**INSTRUCTIONS FOR THE TASK**
The answer must be every line of the records below that contains the word "icon", copied out.

**INPUT DATA**
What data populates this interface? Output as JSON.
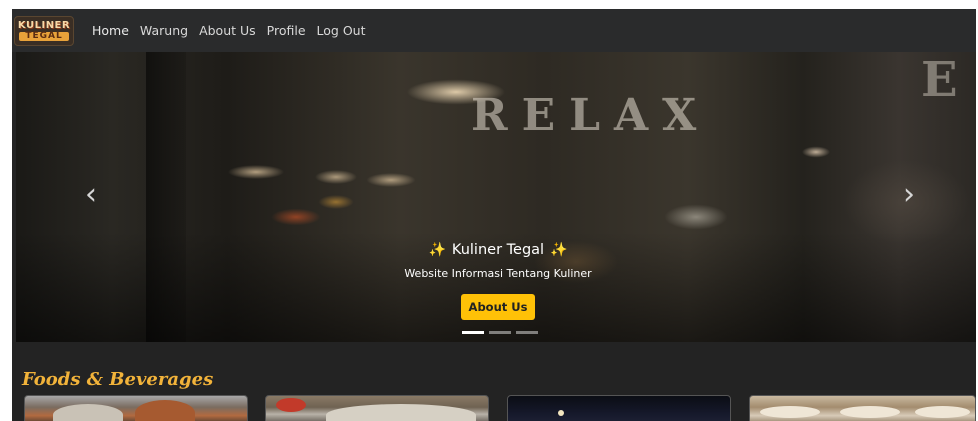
{
  "navbar": {
    "logo": {
      "top_text": "KULINER",
      "bottom_text": "TEGAL"
    },
    "links": [
      {
        "label": "Home"
      },
      {
        "label": "Warung"
      },
      {
        "label": "About Us"
      },
      {
        "label": "Profile"
      },
      {
        "label": "Log Out"
      }
    ]
  },
  "hero": {
    "background_sign_text": "RELAX",
    "background_sign_partial": "E",
    "prev_icon": "chevron-left-icon",
    "next_icon": "chevron-right-icon",
    "prev_glyph": "‹",
    "next_glyph": "›",
    "sparkle_glyph": "✨",
    "caption": {
      "title": "Kuliner Tegal",
      "subtitle": "Website Informasi Tentang Kuliner",
      "button_label": "About Us"
    },
    "slide_count": 3,
    "active_slide": 1
  },
  "section": {
    "title": "Foods & Beverages"
  },
  "colors": {
    "page_bg": "#232323",
    "navbar_bg": "#2a2b2c",
    "accent_button": "#ffc107",
    "section_title": "#f2b33a"
  }
}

**ANSWER BOX**
    "prev_icon": "chevron-left-icon",
    "next_icon": "chevron-right-icon",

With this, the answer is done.